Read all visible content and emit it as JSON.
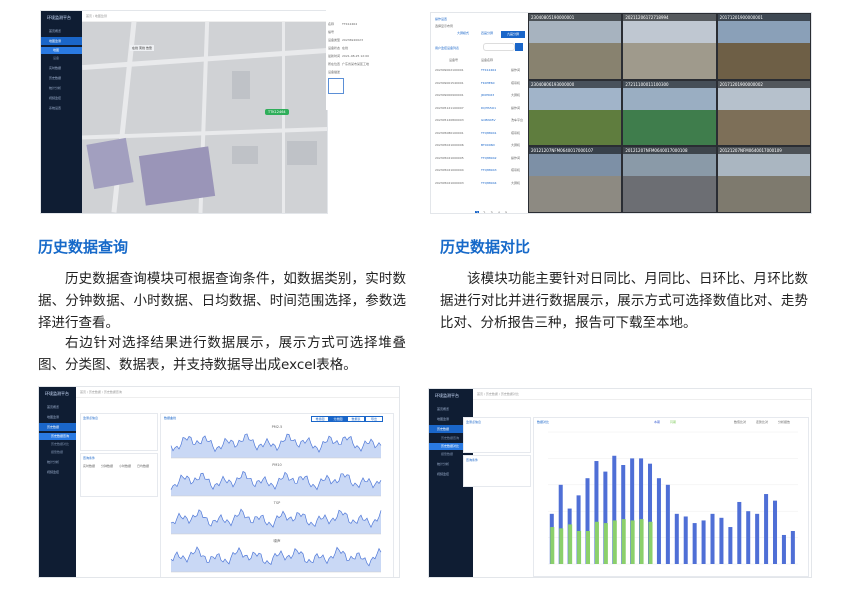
{
  "sections": {
    "history_query": {
      "title": "历史数据查询",
      "paragraph1": "历史数据查询模块可根据查询条件，如数据类别，实时数据、分钟数据、小时数据、日均数据、时间范围选择，参数选择进行查看。",
      "paragraph2": "右边针对选择结果进行数据展示，展示方式可选择堆叠图、分类图、数据表，并支持数据导出成excel表格。"
    },
    "history_compare": {
      "title": "历史数据对比",
      "paragraph1": "该模块功能主要针对日同比、月同比、日环比、月环比数据进行对比并进行数据展示，展示方式可选择数值比对、走势比对、分析报告三种，报告可下载至本地。"
    }
  },
  "shot_map": {
    "sidebar_title": "环境监测平台",
    "marker_label": "TTK12464",
    "info_rows": [
      "名称",
      "编号",
      "设备类型",
      "设备状态",
      "最新时间",
      "所在位置",
      "设备描述"
    ],
    "info_values": [
      "TTK12464",
      "",
      "20236920023",
      "在线",
      "2021-08-25 12:00",
      "广东省某市某区工地",
      ""
    ],
    "legend": [
      "在线",
      "离线",
      "告警"
    ]
  },
  "shot_video": {
    "panel_title": "操作设置",
    "tabs": [
      "大屏模式",
      "四画分屏",
      "九画分屏"
    ],
    "list_title": "用户监控设备列表",
    "col_headers": [
      "设备号",
      "设备名称"
    ],
    "rows": [
      [
        "202309002100001",
        "TTK12464",
        "操作间"
      ],
      [
        "202309001540001",
        "FK0HE60",
        "塔吊机"
      ],
      [
        "202309000900001",
        "JD0HK63",
        "大屏机"
      ],
      [
        "202305121100007",
        "DQHS5O1",
        "操作间"
      ],
      [
        "202305120800003",
        "GCBN45V",
        "洗车平台"
      ],
      [
        "202305080100001",
        "TTQ88941",
        "塔吊机"
      ],
      [
        "202305021000006",
        "BT0006D",
        "大屏机"
      ],
      [
        "202305021000005",
        "TTQ88942",
        "操作间"
      ],
      [
        "202305021000004",
        "TTQ88943",
        "塔吊机"
      ],
      [
        "202305021000003",
        "TTQ88944",
        "大屏机"
      ]
    ],
    "pagination": [
      "1",
      "2",
      "3",
      "4",
      "5",
      "..."
    ],
    "cameras": [
      "23040805190000001",
      "20211206172718994",
      "20171201900000001",
      "23040806193000000",
      "27211100011100300",
      "20171201900000002",
      "20121207NFM0640017000107",
      "20121207NFM0640017000108",
      "20121207NFM0640017000109"
    ]
  },
  "shot_query": {
    "sidebar_title": "环境监测平台",
    "info_title": "监测点信息",
    "query_title": "查询条件",
    "chart_title": "数据曲线",
    "data_types": [
      "实时数据",
      "分钟数据",
      "小时数据",
      "日均数据"
    ],
    "buttons": [
      "堆叠图",
      "分类图",
      "数据表",
      "导出"
    ],
    "series_labels": [
      "PM2.5",
      "PM10",
      "TSP",
      "噪声"
    ]
  },
  "shot_compare": {
    "info_title": "监测点信息",
    "query_title": "查询条件",
    "chart_title": "数据对比",
    "legend": [
      "本期",
      "同期"
    ],
    "modes": [
      "数值比对",
      "走势比对",
      "分析报告"
    ],
    "chart_data": {
      "type": "bar",
      "series": [
        {
          "name": "本期",
          "color": "#4f6fd6",
          "values": [
            0.38,
            0.6,
            0.42,
            0.52,
            0.65,
            0.78,
            0.7,
            0.82,
            0.75,
            0.8,
            0.8,
            0.76,
            0.65,
            0.6,
            0.38,
            0.36,
            0.31,
            0.33,
            0.38,
            0.35,
            0.28,
            0.47,
            0.4,
            0.38,
            0.53,
            0.48,
            0.22,
            0.25
          ]
        },
        {
          "name": "同期",
          "color": "#8bd06b",
          "values": [
            0.28,
            0.27,
            0.3,
            0.25,
            0.25,
            0.32,
            0.31,
            0.33,
            0.34,
            0.33,
            0.34,
            0.32,
            0.0,
            0.0,
            0.0,
            0.0,
            0.0,
            0.0,
            0.0,
            0.0,
            0.0,
            0.0,
            0.0,
            0.0,
            0.0,
            0.0,
            0.0,
            0.0
          ]
        }
      ]
    }
  }
}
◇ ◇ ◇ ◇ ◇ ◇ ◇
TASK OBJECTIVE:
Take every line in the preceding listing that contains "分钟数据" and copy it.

EXERCISE RESULT:
      "paragraph1": "历史数据查询模块可根据查询条件，如数据类别，实时数据、分钟数据、小时数据、日均数据、时间范围选择，参数选择进行查看。",
      "分钟数据",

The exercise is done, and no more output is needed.